KMFDM are German industrialists in every sense of the term, churning out material, not unlike a factory. After all these years, the band is still adept at creating industrial tunes that advance their dark, confrontational aesthetic. This round, Hell Yeah misses the mark for something truly enduring, but as long as political outrage persists, their voice is always welcome.


In the wake of Malcolm Young's passing, Jesse Fink, author of The Youngs: The Brothers Who Built AC/DC, offers up his top 10 AC/DC songs, each seasoned with a dash of backstory.

In the wake of Malcolm Young's passing, Jesse Fink, author of The Youngs: The Brothers Who Built AC/DC, offers up his top 10 AC/DC songs, each seasoned with a dash of backstory.

Keep reading... Show less

Pauline Black may be called the Queen of Ska by some, but she insists she's not the only one, as Two-Tone legends the Selecter celebrate another stellar album in a career full of them.

Being commonly hailed as the "Queen" of a genre of music is no mean feat, but for Pauline Black, singer/songwriter of Two-Tone legends the Selecter and universally recognised "Queen of Ska", it is something she seems to take in her stride. "People can call you whatever they like," she tells PopMatters, "so I suppose it's better that they call you something really good!"

Keep reading... Show less

Morrison's prose is so engaging and welcoming that it's easy to miss the irreconcilable ambiguities that are set forth in her prose as ineluctable convictions.

It's a common enough gambit in science fiction. Humans come across a race of aliens that appear to be entirely alike and yet one group of said aliens subordinates the other, visiting violence upon their persons, denigrating them openly and without social or legal consequence, humiliating them at every turn. The humans inquire why certain of the aliens are subjected to such degradation when there are no discernible differences among the entire race of aliens, at least from the human point of view. The aliens then explain that the subordinated group all share some minor trait (say the left nostril is oh-so-slightly larger than the right while the "superior" group all have slightly enlarged right nostrils)—something thatm from the human vantage pointm is utterly ridiculous. This minor difference not only explains but, for the alien understanding, justifies the inequitable treatment, even the enslavement of the subordinate group. And there you have the quandary of Otherness in a nutshell.

Keep reading... Show less

A 1996 classic, Shawn Colvin's album of mature pop is also one of best break-up albums, comparable lyrically and musically to Joni Mitchell's Hejira and Bob Dylan's Blood on the Tracks.

When pop-folksinger Shawn Colvin released A Few Small Repairs in 1996, the music world was ripe for an album of sharp, catchy songs by a female singer-songwriter.
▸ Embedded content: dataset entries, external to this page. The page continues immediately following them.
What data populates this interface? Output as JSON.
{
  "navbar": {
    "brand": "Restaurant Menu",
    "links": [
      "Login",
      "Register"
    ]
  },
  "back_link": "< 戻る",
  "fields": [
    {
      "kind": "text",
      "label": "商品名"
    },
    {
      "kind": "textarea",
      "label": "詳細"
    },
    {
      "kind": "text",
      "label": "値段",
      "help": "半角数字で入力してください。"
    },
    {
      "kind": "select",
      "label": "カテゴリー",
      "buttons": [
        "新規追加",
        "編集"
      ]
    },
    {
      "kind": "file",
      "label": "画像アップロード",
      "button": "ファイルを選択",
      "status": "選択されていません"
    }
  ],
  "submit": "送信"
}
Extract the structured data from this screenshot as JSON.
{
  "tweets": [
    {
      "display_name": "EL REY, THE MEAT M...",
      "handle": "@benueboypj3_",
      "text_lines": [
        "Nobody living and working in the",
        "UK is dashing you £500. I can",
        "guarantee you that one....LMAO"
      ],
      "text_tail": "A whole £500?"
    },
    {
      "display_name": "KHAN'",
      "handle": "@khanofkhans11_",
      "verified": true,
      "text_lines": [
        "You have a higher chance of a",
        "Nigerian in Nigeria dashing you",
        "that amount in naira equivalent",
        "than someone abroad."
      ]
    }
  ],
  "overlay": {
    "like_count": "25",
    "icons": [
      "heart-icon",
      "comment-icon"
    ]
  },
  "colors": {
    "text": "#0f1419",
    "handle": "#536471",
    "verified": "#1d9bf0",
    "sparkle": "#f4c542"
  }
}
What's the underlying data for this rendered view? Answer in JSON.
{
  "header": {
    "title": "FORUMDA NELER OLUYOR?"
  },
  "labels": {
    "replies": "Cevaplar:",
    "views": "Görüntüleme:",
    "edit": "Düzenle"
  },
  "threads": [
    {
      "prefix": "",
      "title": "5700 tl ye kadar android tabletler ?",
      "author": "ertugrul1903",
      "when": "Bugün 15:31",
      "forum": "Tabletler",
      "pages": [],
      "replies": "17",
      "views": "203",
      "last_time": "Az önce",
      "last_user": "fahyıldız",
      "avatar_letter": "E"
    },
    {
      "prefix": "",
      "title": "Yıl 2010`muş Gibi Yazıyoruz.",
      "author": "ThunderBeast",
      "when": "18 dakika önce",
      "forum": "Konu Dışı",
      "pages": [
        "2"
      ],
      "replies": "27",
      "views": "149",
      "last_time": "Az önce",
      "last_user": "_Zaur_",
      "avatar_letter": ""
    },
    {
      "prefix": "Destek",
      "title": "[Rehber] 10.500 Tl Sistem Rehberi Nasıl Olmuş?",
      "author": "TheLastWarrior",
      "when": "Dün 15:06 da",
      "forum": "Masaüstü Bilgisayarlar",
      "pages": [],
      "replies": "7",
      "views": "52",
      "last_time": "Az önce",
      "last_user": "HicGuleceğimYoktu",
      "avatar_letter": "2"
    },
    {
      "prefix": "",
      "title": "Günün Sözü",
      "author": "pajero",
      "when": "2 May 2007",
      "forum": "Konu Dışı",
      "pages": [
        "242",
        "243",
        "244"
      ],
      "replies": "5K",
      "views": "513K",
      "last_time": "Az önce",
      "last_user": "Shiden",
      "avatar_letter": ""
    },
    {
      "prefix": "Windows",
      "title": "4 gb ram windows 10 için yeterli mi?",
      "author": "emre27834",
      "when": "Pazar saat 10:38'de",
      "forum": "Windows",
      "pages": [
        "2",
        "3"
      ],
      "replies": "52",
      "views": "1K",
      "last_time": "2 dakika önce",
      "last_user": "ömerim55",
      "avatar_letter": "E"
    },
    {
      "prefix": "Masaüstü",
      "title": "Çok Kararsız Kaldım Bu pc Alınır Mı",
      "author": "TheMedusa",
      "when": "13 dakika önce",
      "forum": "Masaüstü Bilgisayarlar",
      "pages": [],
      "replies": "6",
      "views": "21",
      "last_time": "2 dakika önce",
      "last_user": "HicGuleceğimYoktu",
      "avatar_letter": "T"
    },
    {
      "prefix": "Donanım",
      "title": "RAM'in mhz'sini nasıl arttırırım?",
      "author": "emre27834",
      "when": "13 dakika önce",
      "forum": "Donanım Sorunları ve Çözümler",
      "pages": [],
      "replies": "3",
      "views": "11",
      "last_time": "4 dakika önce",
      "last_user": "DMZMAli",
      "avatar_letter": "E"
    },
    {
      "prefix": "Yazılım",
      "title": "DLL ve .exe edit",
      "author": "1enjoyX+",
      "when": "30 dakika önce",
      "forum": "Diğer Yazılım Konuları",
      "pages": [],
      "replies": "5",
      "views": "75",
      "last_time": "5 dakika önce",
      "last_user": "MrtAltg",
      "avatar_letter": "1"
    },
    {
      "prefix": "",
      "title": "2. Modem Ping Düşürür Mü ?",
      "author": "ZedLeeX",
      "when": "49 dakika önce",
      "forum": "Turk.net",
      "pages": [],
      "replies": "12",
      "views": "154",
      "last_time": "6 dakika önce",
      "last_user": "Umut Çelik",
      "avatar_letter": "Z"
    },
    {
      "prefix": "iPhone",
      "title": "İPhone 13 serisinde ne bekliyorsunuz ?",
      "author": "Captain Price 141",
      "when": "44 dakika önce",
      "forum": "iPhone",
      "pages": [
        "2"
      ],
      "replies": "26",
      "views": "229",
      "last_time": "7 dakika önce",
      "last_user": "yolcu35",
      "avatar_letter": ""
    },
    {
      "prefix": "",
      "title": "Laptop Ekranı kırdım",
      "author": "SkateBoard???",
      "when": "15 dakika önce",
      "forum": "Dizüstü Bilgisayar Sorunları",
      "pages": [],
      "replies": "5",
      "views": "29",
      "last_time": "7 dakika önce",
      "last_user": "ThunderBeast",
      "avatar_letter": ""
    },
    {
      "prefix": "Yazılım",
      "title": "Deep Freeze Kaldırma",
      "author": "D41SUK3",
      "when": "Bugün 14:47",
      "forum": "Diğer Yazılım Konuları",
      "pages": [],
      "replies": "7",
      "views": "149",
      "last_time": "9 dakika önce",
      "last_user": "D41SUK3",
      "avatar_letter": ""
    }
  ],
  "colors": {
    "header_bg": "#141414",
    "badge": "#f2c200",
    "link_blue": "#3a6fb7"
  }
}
Lilith Fair, the tour for women in the music, would gross $16 million in 1997. Colvin would be a main stage artist in all three years of the tour, playing alongside Liz Phair, Suzanne Vega, Sheryl Crow, Sarah McLachlan, Meshell Ndegeocello, Joan Osborne, Lisa Loeb, Erykah Badu, and many others. Strong female artists were not only making great music (when were they not?) but also having bold success. Alanis Morissette's Jagged Little Pill preceded Colvin's fourth recording by just 16 months.

Keep reading... Show less

Frank Miller locates our tragedy and warps it into his own brutal beauty.

In terms of continuity, the so-called promotion of this entry as Miller's “third" in the series is deceptively cryptic. Miller's mid-'80s limited series The Dark Knight Returns (or DKR) is a “Top 5 All-Time" graphic novel, if not easily “Top 3". His intertextual and metatextual themes resonated then as they do now, a reason this source material was “go to" for Christopher Nolan when he resurrected the franchise for Warner Bros. in the mid-00s. The sheer iconicity of DKR posits a seminal work in the artist's canon, which shares company with the likes of Sin City, 300, and an influential run on Daredevil, to name a few.

Keep reading... Show less
Pop Ten
Mixed Media
PM Picks

© 1999-2017 All rights reserved.
Popmatters is wholly independently owned and operated.